(Provided data begins)
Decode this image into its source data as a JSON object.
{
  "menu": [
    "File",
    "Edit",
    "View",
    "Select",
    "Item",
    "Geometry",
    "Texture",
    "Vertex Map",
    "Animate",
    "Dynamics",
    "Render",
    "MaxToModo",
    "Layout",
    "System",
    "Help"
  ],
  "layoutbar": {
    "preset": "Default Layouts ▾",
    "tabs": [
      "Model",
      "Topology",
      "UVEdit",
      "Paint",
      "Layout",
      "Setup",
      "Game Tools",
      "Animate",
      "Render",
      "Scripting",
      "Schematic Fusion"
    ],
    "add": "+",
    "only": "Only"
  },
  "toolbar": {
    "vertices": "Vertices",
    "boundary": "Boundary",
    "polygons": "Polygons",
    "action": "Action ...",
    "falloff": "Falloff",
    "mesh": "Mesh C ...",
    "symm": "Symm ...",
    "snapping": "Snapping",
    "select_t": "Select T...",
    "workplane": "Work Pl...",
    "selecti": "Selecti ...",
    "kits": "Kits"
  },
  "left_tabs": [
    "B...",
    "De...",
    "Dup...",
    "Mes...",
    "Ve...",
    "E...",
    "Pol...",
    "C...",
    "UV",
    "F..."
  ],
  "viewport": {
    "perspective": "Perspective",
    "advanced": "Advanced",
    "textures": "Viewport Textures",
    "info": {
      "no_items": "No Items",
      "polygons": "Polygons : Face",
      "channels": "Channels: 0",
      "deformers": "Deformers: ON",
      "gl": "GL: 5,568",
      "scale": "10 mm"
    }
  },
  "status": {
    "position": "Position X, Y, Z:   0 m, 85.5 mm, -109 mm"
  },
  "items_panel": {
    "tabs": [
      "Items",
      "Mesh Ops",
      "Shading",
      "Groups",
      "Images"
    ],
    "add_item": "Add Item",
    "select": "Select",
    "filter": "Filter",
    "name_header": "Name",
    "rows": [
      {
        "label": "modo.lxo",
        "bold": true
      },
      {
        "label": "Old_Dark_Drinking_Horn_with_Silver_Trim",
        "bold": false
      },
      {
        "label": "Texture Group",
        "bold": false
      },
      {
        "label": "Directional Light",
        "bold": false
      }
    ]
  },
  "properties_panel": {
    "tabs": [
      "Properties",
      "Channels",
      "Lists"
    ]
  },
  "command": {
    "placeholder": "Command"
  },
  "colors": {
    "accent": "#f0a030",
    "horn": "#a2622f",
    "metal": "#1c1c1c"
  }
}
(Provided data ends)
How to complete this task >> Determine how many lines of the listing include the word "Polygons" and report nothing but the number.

Result >> 2